Despite this high level of migration and bio-accumulation of parabens into breast tissue, one study concluded that further research was not needed because of the "low probability that parabens will penetrate into the tissue, remain intact, and accumulate there."4 However we do know from the tumor tissue study that parabens in fact bioaccumulate in fatty tissues (like breast tissue) and in breast tumors.

Phrases like the National Cancer Institute's "not aware of any conclusive evidence" and the "low probability" mentioned in the study cited above may sound authoritative, but gloss over the fact that breast cancer rates in the U.S. have increased by more than 40 percent between 1973 and 1998.7 Who is being protected here—you, or the profits of the cosmetics industry?

Speaking of the cosmetics industry, cosmetics are not regulated by the FDA. The terms "natural," "pure" and "organic" have no legally-binding meaning when used on cosmetic labels.8 The presence of these terms on cosmetic labels is no guarantee of the safety of a product.

Further Reading:

  1. "Endocrine Disruptors—Tipping the Hormonal Scales" Dixie Mills, MD. A thorough article on the subject of endocrine disruptors (including estrogen analogs) written by a medical doctor.
  2. The Campaign For Safe Cosmetics website has many informative and interesting articles on the safety (or lack thereof) of your cosmetic products.

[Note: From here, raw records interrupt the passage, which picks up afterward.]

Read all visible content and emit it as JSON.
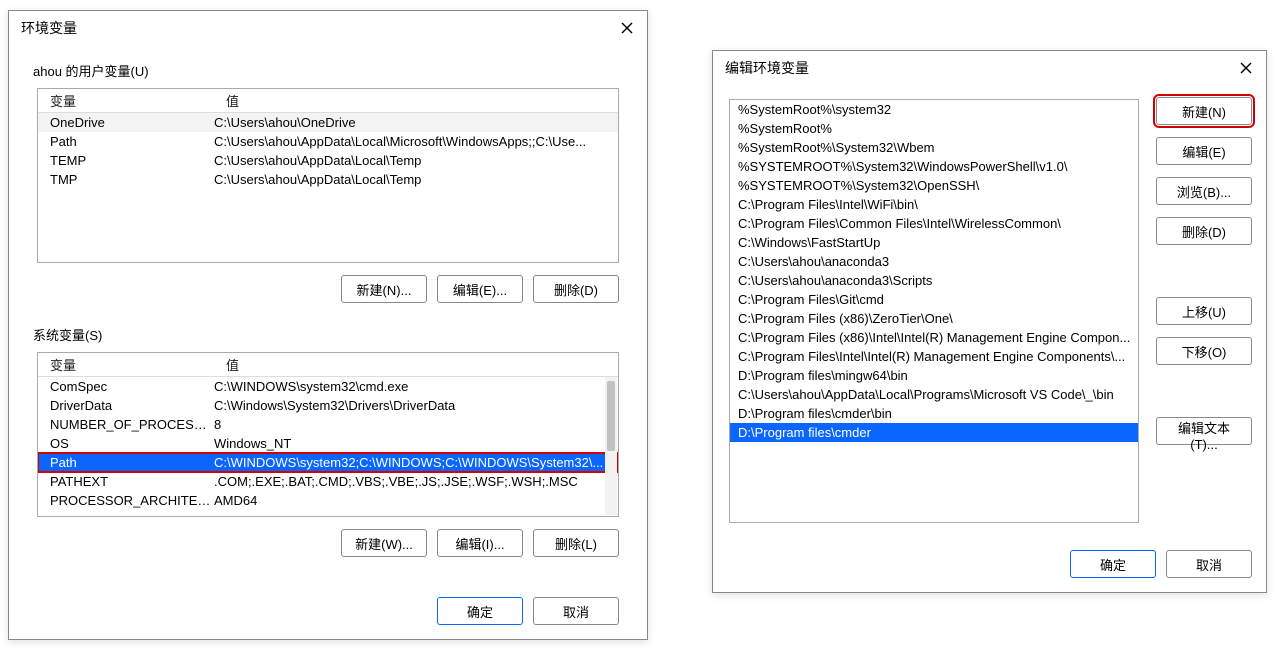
{
  "env": {
    "title": "环境变量",
    "user_section_label": "ahou 的用户变量(U)",
    "sys_section_label": "系统变量(S)",
    "headers": {
      "name": "变量",
      "value": "值"
    },
    "user_vars": [
      {
        "name": "OneDrive",
        "value": "C:\\Users\\ahou\\OneDrive"
      },
      {
        "name": "Path",
        "value": "C:\\Users\\ahou\\AppData\\Local\\Microsoft\\WindowsApps;;C:\\Use..."
      },
      {
        "name": "TEMP",
        "value": "C:\\Users\\ahou\\AppData\\Local\\Temp"
      },
      {
        "name": "TMP",
        "value": "C:\\Users\\ahou\\AppData\\Local\\Temp"
      }
    ],
    "sys_vars": [
      {
        "name": "ComSpec",
        "value": "C:\\WINDOWS\\system32\\cmd.exe"
      },
      {
        "name": "DriverData",
        "value": "C:\\Windows\\System32\\Drivers\\DriverData"
      },
      {
        "name": "NUMBER_OF_PROCESSORS",
        "value": "8"
      },
      {
        "name": "OS",
        "value": "Windows_NT"
      },
      {
        "name": "Path",
        "value": "C:\\WINDOWS\\system32;C:\\WINDOWS;C:\\WINDOWS\\System32\\..."
      },
      {
        "name": "PATHEXT",
        "value": ".COM;.EXE;.BAT;.CMD;.VBS;.VBE;.JS;.JSE;.WSF;.WSH;.MSC"
      },
      {
        "name": "PROCESSOR_ARCHITECTURE",
        "value": "AMD64"
      }
    ],
    "user_buttons": {
      "new": "新建(N)...",
      "edit": "编辑(E)...",
      "delete": "删除(D)"
    },
    "sys_buttons": {
      "new": "新建(W)...",
      "edit": "编辑(I)...",
      "delete": "删除(L)"
    },
    "footer": {
      "ok": "确定",
      "cancel": "取消"
    }
  },
  "edit": {
    "title": "编辑环境变量",
    "paths": [
      "%SystemRoot%\\system32",
      "%SystemRoot%",
      "%SystemRoot%\\System32\\Wbem",
      "%SYSTEMROOT%\\System32\\WindowsPowerShell\\v1.0\\",
      "%SYSTEMROOT%\\System32\\OpenSSH\\",
      "C:\\Program Files\\Intel\\WiFi\\bin\\",
      "C:\\Program Files\\Common Files\\Intel\\WirelessCommon\\",
      "C:\\Windows\\FastStartUp",
      "C:\\Users\\ahou\\anaconda3",
      "C:\\Users\\ahou\\anaconda3\\Scripts",
      "C:\\Program Files\\Git\\cmd",
      "C:\\Program Files (x86)\\ZeroTier\\One\\",
      "C:\\Program Files (x86)\\Intel\\Intel(R) Management Engine Compon...",
      "C:\\Program Files\\Intel\\Intel(R) Management Engine Components\\...",
      "D:\\Program files\\mingw64\\bin",
      "C:\\Users\\ahou\\AppData\\Local\\Programs\\Microsoft VS Code\\_\\bin",
      "D:\\Program files\\cmder\\bin",
      "D:\\Program files\\cmder"
    ],
    "selected_index": 17,
    "buttons": {
      "new": "新建(N)",
      "edit": "编辑(E)",
      "browse": "浏览(B)...",
      "delete": "删除(D)",
      "up": "上移(U)",
      "down": "下移(O)",
      "edittext": "编辑文本(T)..."
    },
    "footer": {
      "ok": "确定",
      "cancel": "取消"
    }
  }
}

  1. "Parabens" on Wikipedia.
  2. "Overall, reported contact reactions to benzoates are rare in comparison to the parabens." Adverse Reactions to Benzoates and Parabens, John Fahrenholz and Ronald Simon, from "Food Allergy: Adverse Reactions to Food and Food Additives," Dean D. Metcalfe, Hugh A. Sampson, Ronald A. Simon; 2003.
  3. "Breast" on Wikipedia.
  4. Safety assessment of esters of p-hydroxybenzoic acid (parabens). Soni MG, Carabin IG, Burdock GA (2005). Food and Chemical Toxicology 43 (7): 985-1015.
  5. Synthetic "estrogen" is actually an estrogen analog, which means the synthetic estrogen molecule is not the same as a natural estrogen molecule. Estrogen analogs are also known as "endocrine disrupters," because of their unpredicatble, often powerful and mostly unknown effects on the sensitive human endocrine system (which is responsible for controlling and balancing our body's hormonal system) as well as on early brain development.
  6. Endocrine Disruptors—Tipping the Hormonal Scales, Dixie Mills, MD.
  7. State of the Evidence: The Connection Between Breast Cancer and the Environment, edited by Janet Gray, Ph.D.
  8. Natural and Organic Products, one of many good articles on the Campaign for Safe Cosmetics website.
  9. Methylparaben potentiates UV-induced damage of skin keratinocytes, Osamu Handa et al.
  10. An earlier age of breast cancer diagnosis related to more frequent use of antiperspirants/deodorants and underarm shaving. McGrath K, 2003. European Journal of Cancer Prevention 12 (6): 479-85.